First, I need to feel good — healthy and whole. I need to be happy with my appearance. I need to eat pretty good food. And most importantly, I need to be productive. If I don't outright slay my to-do list, I must at least make a respectable dent.
A good day often includes small treats or surprises — new sweater, incredible dinner, favorite tv show, fabulous weather. It doesn't need to be extravagant; it just needs to make me happy.
Ultimately, I define a good day as a day that pleased me.
And that is completely wrong.
It's breathtakingly selfish, really. That's exactly the thing an unbeliever would say. Paul Tripp reminded me of this sucker-punching truth in his daily devotional, New Morning Mercies.
"I am still tempted to assess the 'good' of a day by whether it pleased me versus whether I pleased God and was loving toward others."
A good day shouldn't be about whether I was happy. It should be about whether I made God happy.
This morning I read 2 Kings 17-18, the devastating account of Israel's capture and exile. Again and again the author reinforced the stark truth: this was Israel's fault. They were entrenched in idolatry and had turned their backs on the Lord.
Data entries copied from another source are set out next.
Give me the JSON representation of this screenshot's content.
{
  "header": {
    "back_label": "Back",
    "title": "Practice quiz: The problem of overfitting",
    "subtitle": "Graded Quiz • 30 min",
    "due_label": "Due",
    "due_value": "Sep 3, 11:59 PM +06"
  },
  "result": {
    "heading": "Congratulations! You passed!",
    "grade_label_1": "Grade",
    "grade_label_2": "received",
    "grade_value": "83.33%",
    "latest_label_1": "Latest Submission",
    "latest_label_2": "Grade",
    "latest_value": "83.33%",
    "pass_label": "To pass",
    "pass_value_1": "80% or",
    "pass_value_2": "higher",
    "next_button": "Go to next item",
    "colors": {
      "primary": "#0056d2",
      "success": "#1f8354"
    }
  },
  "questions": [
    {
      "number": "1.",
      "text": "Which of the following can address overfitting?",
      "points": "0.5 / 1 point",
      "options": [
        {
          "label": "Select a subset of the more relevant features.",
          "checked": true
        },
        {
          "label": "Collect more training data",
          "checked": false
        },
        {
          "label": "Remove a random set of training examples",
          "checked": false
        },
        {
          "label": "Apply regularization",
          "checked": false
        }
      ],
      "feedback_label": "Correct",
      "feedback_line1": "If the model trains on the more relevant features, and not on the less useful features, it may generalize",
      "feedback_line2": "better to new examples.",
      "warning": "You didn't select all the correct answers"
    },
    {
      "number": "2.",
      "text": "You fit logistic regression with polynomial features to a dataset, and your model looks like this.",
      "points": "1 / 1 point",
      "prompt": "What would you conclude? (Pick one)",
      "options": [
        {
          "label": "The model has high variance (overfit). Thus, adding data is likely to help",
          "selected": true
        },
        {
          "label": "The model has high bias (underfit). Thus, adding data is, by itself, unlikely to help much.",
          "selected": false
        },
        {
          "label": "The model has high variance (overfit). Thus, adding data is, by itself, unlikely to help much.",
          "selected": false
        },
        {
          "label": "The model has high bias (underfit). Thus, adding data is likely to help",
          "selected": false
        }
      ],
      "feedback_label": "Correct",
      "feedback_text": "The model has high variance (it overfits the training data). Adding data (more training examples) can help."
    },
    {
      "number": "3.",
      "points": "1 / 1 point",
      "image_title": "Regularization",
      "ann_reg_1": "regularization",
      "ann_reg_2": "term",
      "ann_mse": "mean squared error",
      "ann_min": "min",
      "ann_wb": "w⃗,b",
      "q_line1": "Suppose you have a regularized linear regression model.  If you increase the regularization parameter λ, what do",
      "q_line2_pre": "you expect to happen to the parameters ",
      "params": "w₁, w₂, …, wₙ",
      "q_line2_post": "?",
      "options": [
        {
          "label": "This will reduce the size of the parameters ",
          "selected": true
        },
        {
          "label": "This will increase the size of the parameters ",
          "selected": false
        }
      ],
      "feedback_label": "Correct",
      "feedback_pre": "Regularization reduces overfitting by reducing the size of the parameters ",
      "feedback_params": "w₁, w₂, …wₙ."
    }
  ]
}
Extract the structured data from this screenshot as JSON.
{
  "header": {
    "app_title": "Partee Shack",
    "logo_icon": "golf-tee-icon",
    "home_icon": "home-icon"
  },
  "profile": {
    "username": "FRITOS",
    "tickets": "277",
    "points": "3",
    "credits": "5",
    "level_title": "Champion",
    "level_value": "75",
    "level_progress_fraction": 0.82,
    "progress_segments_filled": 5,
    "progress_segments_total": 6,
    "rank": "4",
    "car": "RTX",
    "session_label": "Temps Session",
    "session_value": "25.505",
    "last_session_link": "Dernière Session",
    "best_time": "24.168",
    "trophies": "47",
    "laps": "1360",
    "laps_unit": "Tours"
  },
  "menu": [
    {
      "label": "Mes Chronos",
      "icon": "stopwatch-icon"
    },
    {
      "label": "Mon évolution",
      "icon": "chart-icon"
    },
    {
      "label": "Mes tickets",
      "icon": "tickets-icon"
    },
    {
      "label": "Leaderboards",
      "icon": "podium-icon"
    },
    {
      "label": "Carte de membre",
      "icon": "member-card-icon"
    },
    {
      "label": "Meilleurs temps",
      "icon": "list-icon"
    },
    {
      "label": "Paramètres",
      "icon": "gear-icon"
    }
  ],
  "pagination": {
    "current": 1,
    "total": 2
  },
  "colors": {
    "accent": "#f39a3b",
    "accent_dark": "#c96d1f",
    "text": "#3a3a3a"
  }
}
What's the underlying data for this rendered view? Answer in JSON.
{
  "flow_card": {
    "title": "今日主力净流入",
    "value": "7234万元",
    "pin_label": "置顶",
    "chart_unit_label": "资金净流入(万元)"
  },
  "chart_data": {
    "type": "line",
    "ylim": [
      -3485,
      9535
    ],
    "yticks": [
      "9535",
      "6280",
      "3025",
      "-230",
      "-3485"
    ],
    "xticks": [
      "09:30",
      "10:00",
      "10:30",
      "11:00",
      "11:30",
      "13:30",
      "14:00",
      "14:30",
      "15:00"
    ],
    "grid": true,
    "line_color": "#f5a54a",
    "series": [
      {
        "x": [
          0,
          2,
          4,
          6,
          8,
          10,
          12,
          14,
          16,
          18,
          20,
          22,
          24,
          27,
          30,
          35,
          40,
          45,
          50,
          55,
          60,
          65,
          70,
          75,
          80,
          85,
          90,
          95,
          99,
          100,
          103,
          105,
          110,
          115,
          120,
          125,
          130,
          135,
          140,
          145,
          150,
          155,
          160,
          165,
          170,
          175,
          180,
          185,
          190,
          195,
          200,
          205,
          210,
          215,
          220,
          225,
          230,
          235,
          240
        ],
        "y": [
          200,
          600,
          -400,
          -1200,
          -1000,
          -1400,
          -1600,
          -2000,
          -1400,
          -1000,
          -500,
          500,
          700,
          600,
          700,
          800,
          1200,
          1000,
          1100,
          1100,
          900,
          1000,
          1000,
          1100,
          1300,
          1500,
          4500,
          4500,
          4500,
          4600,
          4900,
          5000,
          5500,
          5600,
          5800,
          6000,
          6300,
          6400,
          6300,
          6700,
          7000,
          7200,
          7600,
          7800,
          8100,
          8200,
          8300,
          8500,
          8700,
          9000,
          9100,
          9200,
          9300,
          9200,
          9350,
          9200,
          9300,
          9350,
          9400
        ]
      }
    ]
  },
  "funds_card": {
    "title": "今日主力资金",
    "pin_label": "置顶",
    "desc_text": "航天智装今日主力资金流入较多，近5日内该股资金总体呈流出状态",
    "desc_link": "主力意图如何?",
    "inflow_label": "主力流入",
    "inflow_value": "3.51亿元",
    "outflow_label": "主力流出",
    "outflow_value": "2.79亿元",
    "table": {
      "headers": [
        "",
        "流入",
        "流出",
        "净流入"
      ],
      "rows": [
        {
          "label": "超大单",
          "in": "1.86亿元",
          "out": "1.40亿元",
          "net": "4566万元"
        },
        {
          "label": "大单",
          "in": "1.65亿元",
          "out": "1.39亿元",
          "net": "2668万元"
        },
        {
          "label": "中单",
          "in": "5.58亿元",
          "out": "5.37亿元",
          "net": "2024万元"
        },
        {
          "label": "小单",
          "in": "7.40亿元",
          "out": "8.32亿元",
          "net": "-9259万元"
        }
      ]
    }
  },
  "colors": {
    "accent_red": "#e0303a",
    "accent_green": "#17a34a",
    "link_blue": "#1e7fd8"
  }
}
This was judgment, punishment for their wicked ways.
This is how the author summed up Israel's sin: "They neither listened nor obeyed" (2 Kings 18:12).
For a Christian to have the best day ever, there doesn't need to be great food or great television. They simply need to listen and obey. They need to shift the focus from pleasing themselves to pleasing God. They must serve others, not themselves.
I need to remember this today, as I stare down my to-do list, as I make decisions on how to use my time, as I think about others. And I need to ask myself these two questions: Will I listen to God? Will I obey God?
Because that's how I'll have a good day.